His bad eyesight seems the most perfidious trick that fate could inflict on a stargazer; but how is one to decide whether an inborn affliction will paralyze or galvanize?
That electric current is a galvanic one: just sayin’. Just maybe the image we have just sampled of the sixteenth-century Founder of Cosmology found a certain resonance with the young man who named his first-born son “Kepler” and his second “John” [the translation of “Iohannes’].
A second passage comes to us from a work of fiction, the celebrated novel of 1830, surely the height of Romanticism in France for a host of reasons, not least the eponymous Revolution of that Year. The hero Julien Sorel finds himself enrolled in a seminary, his entry level opportunity for a career of Napoleonic scope in Restoration France. Everyone around him hates him. He supposes this arise from difference, which engenders hatred. In the original
“Ma présomption s’est si souvent applaudie de ce que j’étais différent des autres jeunes paysans ! Eh bien, j’ai assez vécu pour voir que différence engendre haine“, se disait-il un matin.
Cette grande vérité venait de lui être montrée par une de ses plus piquantes irréussites.
Trying to ingratiate himself with one of the others led only to more rejection:
Il avait travaillé huit jours à plaire à un élève qui vivait en odeur de sainteté.
or, more positively put, to a continued failure to communicate:
Il se promenait avec lui dans la cour, écoutant avec soumission des sottises à dormir debout. Tout à coup, le temps tourna à l’orage, le tonnerre gronda, et le saint élève s’écria, le repoussant d’une façon grossière:
— Ècoutez ; chacun pour soi dans ce monde, je ne veux pas être brûlé par le tonnerre : Dieu peut vous foudroyer comme un impie, comme un Voltaire.
Les dents serrées de rage et les yeux ouvertes vers ce ciel sillonné par le foudre : “Je mériterais d’être submergé si je m’endors pendant la tempête!” s’écria Julien.
Just as being struck by lightning on account of a subjective belief is ununderstandable to Julien, so his cry that he ought to drown if he fell asleep during a thunder-storm made no impression on his seminarian fellow pupil.

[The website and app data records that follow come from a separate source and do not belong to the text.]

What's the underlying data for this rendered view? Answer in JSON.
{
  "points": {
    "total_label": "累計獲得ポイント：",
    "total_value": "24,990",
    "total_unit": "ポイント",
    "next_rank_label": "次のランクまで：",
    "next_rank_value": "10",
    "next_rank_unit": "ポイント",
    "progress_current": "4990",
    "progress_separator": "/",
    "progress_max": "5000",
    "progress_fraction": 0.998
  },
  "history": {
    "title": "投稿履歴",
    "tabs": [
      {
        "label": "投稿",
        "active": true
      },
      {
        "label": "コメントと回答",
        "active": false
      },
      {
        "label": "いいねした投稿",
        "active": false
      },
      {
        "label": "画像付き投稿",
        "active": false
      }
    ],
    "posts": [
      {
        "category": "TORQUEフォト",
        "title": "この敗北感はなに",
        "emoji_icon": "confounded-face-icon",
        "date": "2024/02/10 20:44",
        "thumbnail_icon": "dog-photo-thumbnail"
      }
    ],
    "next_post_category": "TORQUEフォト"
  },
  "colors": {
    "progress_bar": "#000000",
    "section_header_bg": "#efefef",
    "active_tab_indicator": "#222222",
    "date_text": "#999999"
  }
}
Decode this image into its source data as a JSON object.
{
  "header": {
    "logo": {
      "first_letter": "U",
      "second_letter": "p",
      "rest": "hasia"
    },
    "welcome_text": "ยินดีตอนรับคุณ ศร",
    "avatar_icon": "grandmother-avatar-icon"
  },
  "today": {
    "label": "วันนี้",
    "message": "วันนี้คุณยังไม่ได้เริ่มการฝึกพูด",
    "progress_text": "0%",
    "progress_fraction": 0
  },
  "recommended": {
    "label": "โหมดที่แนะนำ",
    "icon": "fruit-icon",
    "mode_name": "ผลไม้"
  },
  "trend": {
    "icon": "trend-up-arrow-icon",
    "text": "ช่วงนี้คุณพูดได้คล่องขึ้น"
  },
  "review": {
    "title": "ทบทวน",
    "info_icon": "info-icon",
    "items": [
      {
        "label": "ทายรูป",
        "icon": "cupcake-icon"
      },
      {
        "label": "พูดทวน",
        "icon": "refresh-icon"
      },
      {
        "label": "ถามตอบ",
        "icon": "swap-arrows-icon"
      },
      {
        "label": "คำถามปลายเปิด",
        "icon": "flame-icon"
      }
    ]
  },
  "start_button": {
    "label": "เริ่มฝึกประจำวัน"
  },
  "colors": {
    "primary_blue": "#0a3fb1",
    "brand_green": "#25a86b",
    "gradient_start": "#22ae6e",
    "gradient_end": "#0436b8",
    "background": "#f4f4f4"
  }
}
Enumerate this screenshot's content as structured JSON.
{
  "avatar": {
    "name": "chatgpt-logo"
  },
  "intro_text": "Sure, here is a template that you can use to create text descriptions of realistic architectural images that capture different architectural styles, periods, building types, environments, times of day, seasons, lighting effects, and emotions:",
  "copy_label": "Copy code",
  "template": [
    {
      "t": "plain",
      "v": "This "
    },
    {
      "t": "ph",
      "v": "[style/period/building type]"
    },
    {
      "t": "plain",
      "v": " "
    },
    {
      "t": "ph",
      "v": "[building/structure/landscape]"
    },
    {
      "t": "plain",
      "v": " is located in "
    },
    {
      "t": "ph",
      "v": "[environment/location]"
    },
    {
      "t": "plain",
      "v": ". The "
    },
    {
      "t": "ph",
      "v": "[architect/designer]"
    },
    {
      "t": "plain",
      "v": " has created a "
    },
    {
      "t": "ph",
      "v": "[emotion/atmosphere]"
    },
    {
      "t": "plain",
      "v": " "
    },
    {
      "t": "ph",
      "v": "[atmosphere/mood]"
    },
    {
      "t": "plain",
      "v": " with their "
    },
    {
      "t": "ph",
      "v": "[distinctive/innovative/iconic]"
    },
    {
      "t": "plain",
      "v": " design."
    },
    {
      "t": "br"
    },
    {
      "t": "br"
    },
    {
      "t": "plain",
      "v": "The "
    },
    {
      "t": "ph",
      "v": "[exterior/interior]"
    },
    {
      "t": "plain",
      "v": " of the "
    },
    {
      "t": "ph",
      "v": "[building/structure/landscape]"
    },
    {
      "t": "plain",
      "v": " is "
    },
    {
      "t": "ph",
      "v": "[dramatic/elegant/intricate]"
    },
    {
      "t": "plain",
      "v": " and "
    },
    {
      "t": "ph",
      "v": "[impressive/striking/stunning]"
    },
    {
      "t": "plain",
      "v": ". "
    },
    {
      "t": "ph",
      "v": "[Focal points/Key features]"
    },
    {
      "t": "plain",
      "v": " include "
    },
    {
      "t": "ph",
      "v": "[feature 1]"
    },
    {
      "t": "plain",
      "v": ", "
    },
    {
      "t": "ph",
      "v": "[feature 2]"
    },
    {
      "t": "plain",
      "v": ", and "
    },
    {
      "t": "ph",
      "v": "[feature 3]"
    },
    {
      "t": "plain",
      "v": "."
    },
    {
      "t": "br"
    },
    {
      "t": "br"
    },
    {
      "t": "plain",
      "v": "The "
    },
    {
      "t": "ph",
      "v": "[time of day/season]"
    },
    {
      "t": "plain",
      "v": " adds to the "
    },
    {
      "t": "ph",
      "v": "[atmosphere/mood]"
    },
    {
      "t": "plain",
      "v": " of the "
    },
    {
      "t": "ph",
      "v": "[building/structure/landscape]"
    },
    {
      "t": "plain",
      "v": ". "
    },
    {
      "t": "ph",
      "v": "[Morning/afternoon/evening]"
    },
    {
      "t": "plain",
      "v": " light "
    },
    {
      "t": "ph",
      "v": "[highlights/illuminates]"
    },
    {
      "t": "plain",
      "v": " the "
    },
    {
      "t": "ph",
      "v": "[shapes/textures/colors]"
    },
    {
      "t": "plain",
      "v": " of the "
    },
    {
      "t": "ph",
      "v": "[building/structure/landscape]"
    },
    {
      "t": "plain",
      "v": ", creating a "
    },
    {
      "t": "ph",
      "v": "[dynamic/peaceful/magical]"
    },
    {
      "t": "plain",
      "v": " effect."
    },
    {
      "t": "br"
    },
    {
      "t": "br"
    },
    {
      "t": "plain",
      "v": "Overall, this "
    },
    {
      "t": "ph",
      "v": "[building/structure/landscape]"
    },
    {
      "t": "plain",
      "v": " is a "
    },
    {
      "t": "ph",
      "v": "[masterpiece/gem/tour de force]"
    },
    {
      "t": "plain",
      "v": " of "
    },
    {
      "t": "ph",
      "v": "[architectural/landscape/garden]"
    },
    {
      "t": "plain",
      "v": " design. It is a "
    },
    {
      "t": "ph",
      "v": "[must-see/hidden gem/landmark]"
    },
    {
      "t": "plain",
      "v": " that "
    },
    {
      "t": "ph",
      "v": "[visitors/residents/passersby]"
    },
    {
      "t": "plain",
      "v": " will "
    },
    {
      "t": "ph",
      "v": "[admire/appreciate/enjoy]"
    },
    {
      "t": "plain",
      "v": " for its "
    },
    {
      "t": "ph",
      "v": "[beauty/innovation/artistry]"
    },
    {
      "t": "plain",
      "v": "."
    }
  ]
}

Now the third passage is an extended riff. The Russian author of philosophically informed works of dramatic fiction, Dostoevsky in 1877 in his own journal, speaking about Serbian orphans, suddenly goes off at such great length about homesickness at boarding school, that most readers find just the same strong evidence of autobiography that we saw in Mr Koestler’s list of what is so familiar.
I think that in terms of tenderheartedness the Serbian villager is very like those children whom, perhaps you also can recall from your childhood: suddenly they find themselves in school, having come from a family or from a household that had suddenly broken up or dispersed. Until then, the boy had lived only at home and knew nothing apart from it, and suddenly, he has about a hundred classmates, new faces, noise, clamor and it’s all eminently different from home. Lord, what torment! At home he may have been cold and hungry, yet they loved him; and even if they didn’t love him, still, it was home; he was on his own there, but here — niot a kind word from his superiors; his teachers are strict; the subjects are so difficult; the corridors are so long; and there are such heartless rapscallions, bullies, and teases; his classmates are merciless:
You’d think they had not heart at all, that they never had a mother and a father!
Until then he’s been told that it’s terrible and disgraceful to lie and insult people, but here everyone lies, deceives, insults, and even worse they laugh when they see he’s shocked.
And then they took a dislike to him because he cries for his own cozy little next and “gives the whole class a black mark.” And so they set to pummeling him mercilessly, the whole class, all the time; and they do it just because they feel like it, not from anger, just for diversion.
We are reminded of the reason Seiffer was taunted by the young Iohannes Kepler.
Those are the associations that come to mind when I see the pictures of the Fiftieth Reunion of the Class of Nineteen Sixty-Four at the Boston Yacht Club.